For both Freud and Ignatieff, the prospect of one world seems dim indeed. The most that Ignatieff hopes for is nation states with a monopoly of force and capable of codifying the ways and means of violence. For Freud, too, the prospect of one world s eems an unlikely one, at least in the absence of an extraterrestrial focus on which to displace our basic fear of each other.
Perhaps Freud’s grim view of human nature, shared by Ignatieff, as having an inescapable element of aggression can be accepted, but balanced by extending Ignatieff’s notion of lived relationships. Humankind is born of humans and we live in, and by vir tue of, relationships. The psychoanalytic view is that those essential relationships are inherently ambivalent. That can only mean that they contain, in tension, both positive and negative elements. Self develops in the context of recognition of othern ess, otherness experienced as the source of both gratification and frustration. Thus the fear that Crawley and Freud point out exists in tension with need and attraction. Not only that, but difference in and of itself has allure. I wonder if Crawley has n’t overstated the case in assuming that all novelty is inevitably seen as dangerous. Most animals, including humans, show an innate interest in the novel, an urge to explore the unknown. I take the fear of getting lost or injured to exist in balance aga inst the excitement of exploration.
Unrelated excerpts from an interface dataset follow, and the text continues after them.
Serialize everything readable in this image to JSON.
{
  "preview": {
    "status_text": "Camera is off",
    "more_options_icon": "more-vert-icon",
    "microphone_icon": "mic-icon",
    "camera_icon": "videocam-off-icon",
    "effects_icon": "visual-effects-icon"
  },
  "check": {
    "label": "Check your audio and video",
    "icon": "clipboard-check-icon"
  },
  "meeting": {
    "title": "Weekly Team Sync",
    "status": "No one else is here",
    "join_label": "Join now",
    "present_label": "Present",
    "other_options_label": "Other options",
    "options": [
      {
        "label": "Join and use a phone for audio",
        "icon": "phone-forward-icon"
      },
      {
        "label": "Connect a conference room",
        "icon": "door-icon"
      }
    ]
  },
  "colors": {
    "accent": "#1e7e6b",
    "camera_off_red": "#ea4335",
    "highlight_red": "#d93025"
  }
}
But these are all speculations. The reality is that as I write, the four horsemen of the apocalypse are galloping through Kosovo, clan warfare is unresolved in Somalia, and Rwanda is beset with tribal conflict. At times we seem to be teetering on an abyss of self-destruction. That may be. But I have a sense, shared by Ignatieff, that there is a new morality taking root. The Universal Declaration of Human Rights, adopted by the United Nations General Assembly at Paris, December 10, 1948, was the descendant of the Magna Carta, the French Declaration of the Rights of Man and the United States Bill of Rights. And the Declaration was the child of the Holocaust, a recognition by the civilized world that it had been complicit in looking away from that atrocity. One might plausibly argue that the intervention of the United Nations in the Iraqi invasion of Kuwait was motivated by the West's selfish need to maintain access to crucial oil supplies, but the intervention in Kosovo seems less driven by short term national interest. It is a statement that the murder of civilians, however different from us, and the burning of their homes, no matter how distant from us, is a matter of concern to all. This is a moral recognition. It is doubtless mediated by television, subject to commercial and political exploitation and, perhaps, futile in practical terms. But it is a moral statement, and it is one that would not have been made a century ago. To the extent this is true, there is hope.